Data section =>
=== Begin Enclosure ===

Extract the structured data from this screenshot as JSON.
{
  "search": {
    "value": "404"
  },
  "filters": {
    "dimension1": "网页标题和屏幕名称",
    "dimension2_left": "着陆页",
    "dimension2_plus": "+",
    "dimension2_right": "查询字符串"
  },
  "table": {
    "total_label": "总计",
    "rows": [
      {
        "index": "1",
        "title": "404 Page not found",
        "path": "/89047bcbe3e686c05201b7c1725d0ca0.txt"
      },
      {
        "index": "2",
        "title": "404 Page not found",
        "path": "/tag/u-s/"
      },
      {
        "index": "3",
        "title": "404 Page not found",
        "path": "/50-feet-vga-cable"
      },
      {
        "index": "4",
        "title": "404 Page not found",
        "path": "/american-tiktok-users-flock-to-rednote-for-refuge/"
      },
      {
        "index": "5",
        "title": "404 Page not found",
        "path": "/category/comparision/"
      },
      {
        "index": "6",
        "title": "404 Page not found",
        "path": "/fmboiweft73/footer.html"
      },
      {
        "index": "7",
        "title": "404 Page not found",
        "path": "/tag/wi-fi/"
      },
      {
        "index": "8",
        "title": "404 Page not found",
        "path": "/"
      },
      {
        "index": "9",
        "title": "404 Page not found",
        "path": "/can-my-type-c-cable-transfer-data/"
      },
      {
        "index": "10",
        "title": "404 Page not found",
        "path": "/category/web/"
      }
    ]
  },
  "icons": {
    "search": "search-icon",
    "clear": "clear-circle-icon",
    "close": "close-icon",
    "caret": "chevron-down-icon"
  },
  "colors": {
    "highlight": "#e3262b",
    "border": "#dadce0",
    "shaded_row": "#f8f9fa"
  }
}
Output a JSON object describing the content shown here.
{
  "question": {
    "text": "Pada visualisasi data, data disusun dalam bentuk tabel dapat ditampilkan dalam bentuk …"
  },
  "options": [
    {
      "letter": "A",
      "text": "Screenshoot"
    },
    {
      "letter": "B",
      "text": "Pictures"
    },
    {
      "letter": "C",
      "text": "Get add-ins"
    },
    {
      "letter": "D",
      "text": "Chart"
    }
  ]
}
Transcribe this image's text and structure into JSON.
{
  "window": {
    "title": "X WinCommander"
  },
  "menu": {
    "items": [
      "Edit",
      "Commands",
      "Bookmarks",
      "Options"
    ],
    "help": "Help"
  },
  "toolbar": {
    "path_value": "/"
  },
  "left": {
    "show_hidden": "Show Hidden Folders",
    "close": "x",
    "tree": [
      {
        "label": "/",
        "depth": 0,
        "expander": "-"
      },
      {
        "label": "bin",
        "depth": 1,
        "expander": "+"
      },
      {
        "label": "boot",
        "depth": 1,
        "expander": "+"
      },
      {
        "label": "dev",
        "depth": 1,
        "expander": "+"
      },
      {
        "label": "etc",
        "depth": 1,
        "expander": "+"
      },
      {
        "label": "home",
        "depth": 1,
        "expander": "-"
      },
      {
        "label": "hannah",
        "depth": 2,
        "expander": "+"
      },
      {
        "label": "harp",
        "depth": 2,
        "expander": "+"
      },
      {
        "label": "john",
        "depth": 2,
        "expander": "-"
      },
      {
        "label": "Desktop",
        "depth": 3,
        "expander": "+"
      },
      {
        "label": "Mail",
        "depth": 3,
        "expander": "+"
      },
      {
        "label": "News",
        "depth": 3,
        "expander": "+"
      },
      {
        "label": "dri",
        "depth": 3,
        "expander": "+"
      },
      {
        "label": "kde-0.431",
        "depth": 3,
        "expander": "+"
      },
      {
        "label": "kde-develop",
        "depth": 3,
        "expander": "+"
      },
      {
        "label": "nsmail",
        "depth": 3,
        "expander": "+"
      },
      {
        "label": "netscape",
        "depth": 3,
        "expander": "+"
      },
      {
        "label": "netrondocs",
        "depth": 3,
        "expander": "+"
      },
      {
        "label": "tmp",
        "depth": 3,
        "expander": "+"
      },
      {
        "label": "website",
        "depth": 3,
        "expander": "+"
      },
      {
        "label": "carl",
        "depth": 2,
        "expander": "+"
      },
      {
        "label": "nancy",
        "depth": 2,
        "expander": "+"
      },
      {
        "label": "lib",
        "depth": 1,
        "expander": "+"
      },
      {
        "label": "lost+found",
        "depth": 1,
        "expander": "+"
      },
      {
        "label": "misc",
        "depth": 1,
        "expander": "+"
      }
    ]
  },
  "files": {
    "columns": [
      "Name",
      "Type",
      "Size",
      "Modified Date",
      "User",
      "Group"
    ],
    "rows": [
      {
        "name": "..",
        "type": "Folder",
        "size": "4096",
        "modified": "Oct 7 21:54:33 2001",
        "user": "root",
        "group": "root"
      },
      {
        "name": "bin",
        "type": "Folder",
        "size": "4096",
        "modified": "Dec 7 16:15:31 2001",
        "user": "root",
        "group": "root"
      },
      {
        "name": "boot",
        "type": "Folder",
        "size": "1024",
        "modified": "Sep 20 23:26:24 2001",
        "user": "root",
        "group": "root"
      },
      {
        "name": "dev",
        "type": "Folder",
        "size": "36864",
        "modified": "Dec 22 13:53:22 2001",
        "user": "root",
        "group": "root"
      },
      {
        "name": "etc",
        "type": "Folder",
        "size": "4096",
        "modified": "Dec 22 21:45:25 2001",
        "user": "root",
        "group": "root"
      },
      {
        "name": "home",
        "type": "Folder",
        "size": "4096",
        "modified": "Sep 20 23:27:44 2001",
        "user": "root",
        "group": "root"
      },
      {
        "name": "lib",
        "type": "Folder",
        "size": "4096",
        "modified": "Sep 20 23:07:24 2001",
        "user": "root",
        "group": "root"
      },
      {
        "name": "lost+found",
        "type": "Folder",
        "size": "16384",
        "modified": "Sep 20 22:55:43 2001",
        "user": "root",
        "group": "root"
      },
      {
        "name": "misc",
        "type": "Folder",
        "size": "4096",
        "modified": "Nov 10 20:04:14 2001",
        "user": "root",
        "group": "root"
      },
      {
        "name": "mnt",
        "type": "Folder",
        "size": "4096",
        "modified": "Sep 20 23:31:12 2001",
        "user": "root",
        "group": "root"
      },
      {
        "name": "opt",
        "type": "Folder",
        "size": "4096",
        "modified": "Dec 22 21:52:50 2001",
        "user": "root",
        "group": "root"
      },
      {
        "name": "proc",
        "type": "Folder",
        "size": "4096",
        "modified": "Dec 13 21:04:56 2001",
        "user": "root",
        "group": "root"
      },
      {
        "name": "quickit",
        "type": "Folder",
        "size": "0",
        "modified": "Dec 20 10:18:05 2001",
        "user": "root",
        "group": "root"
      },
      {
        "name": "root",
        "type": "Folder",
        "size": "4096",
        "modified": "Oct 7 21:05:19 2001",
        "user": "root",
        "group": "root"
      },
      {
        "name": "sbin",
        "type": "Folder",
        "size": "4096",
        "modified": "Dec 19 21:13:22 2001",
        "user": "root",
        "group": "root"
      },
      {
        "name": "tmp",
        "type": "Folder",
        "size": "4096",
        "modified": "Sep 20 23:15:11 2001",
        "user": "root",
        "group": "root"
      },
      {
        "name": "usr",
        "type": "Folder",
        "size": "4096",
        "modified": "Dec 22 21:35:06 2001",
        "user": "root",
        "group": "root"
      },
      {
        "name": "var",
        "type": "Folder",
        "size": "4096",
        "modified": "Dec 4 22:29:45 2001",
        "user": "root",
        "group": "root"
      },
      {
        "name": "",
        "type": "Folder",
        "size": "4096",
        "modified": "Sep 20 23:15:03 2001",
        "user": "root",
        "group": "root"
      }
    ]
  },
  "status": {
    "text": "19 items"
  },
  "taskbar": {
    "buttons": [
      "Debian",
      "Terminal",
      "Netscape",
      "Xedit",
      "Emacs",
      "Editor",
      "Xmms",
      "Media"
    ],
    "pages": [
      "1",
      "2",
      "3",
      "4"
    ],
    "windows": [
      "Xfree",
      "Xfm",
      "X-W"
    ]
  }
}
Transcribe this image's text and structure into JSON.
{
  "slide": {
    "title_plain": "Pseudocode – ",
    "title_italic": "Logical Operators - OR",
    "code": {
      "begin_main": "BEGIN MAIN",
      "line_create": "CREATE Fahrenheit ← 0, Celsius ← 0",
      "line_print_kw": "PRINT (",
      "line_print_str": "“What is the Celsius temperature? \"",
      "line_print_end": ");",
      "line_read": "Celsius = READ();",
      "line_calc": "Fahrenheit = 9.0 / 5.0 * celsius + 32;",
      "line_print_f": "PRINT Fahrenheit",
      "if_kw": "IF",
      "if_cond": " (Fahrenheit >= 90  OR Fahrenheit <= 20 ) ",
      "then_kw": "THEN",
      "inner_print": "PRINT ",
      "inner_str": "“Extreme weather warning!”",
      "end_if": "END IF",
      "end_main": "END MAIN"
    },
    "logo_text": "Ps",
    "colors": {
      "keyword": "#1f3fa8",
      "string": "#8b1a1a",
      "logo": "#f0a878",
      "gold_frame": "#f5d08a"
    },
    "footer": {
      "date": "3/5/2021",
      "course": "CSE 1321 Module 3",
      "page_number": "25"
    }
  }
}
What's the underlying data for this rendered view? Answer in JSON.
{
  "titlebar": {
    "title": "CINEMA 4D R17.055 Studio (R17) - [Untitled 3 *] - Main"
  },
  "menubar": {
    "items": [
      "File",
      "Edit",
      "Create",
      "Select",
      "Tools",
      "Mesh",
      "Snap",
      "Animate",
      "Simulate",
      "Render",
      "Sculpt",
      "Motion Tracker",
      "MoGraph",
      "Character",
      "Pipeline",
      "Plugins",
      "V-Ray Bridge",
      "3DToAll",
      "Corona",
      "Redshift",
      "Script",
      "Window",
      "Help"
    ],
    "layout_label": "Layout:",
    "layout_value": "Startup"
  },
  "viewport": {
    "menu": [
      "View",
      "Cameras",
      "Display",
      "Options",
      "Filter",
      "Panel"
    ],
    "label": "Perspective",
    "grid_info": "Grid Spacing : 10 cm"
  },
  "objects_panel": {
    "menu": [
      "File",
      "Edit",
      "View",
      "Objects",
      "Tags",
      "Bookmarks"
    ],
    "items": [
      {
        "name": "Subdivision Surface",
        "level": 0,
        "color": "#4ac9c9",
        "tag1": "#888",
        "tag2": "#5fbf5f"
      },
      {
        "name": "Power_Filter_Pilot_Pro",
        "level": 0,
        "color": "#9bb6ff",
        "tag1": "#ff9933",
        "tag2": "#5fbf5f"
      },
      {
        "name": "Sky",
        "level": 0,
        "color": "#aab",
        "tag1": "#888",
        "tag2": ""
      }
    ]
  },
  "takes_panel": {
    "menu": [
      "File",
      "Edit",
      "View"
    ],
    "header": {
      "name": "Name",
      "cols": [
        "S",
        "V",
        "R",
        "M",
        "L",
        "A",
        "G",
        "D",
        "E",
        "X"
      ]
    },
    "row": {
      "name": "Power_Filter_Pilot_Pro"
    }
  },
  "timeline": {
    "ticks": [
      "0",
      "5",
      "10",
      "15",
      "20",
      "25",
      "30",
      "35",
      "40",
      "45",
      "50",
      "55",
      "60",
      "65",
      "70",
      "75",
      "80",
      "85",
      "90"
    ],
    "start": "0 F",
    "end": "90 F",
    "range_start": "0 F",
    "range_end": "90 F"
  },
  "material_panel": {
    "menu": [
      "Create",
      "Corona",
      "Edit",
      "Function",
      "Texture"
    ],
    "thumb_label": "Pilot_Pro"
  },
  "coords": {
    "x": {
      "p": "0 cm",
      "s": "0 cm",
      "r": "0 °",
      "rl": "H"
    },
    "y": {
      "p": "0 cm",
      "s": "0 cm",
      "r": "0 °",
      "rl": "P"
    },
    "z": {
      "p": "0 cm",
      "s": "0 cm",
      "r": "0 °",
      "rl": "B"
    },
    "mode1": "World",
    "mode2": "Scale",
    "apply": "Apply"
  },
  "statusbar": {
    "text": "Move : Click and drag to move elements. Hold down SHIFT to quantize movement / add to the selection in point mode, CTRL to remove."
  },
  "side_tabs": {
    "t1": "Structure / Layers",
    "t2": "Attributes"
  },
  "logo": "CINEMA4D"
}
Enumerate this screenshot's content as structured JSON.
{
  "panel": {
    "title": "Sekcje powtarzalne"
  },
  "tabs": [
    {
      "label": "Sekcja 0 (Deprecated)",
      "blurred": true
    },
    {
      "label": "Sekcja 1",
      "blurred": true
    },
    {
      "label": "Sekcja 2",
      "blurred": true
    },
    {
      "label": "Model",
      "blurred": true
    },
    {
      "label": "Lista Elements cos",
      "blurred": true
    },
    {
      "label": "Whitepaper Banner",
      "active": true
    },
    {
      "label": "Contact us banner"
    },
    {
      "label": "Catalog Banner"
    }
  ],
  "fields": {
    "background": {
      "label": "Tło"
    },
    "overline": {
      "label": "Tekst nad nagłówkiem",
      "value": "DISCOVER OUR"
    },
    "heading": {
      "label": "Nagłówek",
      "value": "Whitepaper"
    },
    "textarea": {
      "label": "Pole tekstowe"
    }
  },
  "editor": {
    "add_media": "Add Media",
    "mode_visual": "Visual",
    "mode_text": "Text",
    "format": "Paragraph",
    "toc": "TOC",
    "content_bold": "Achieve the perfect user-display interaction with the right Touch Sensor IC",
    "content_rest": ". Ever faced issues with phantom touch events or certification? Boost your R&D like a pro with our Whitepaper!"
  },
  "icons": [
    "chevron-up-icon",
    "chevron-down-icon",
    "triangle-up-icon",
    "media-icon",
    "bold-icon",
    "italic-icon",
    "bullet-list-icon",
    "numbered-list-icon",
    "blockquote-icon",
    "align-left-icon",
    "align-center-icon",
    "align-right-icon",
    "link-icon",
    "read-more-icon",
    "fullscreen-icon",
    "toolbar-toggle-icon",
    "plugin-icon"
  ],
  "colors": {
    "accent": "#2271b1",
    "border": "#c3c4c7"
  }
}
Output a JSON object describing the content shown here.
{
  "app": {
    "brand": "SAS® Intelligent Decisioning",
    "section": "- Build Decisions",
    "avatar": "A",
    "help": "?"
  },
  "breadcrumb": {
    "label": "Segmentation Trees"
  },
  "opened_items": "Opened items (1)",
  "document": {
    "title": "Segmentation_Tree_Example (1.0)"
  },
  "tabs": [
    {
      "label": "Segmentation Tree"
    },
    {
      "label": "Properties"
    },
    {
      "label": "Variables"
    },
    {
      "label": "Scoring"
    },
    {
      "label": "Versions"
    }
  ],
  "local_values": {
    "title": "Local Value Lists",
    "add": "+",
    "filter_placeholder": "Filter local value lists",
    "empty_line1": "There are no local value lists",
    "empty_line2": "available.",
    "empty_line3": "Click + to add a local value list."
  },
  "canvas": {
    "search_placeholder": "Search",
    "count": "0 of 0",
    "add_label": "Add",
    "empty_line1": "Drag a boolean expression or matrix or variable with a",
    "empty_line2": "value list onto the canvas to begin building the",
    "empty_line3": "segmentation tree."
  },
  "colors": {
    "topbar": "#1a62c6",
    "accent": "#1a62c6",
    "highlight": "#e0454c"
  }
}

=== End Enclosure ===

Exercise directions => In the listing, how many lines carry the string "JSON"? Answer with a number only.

Expected output => 7